> _Exercise description_: Each line of the listing where "勘定科目" appears should be reported.
___ Data shown ___
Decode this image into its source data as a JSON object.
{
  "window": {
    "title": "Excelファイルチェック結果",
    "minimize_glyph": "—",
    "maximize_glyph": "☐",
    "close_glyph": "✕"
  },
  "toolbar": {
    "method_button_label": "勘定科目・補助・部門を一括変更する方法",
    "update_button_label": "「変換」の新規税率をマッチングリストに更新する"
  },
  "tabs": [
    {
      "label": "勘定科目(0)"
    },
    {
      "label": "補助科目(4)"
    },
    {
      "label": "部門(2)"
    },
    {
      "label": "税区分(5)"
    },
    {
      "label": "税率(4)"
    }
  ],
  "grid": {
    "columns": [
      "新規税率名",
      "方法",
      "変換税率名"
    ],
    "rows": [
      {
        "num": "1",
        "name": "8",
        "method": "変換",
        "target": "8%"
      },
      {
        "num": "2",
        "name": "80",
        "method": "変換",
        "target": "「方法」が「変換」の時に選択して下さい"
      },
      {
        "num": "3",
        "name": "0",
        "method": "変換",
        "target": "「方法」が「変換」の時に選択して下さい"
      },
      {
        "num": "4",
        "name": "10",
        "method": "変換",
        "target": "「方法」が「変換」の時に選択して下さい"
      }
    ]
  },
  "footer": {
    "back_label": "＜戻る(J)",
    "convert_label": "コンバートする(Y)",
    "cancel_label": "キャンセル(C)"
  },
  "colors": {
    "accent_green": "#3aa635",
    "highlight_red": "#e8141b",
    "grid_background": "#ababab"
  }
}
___
> _Response to this exercise_:
    "method_button_label": "勘定科目・補助・部門を一括変更する方法",
      "label": "勘定科目(0)"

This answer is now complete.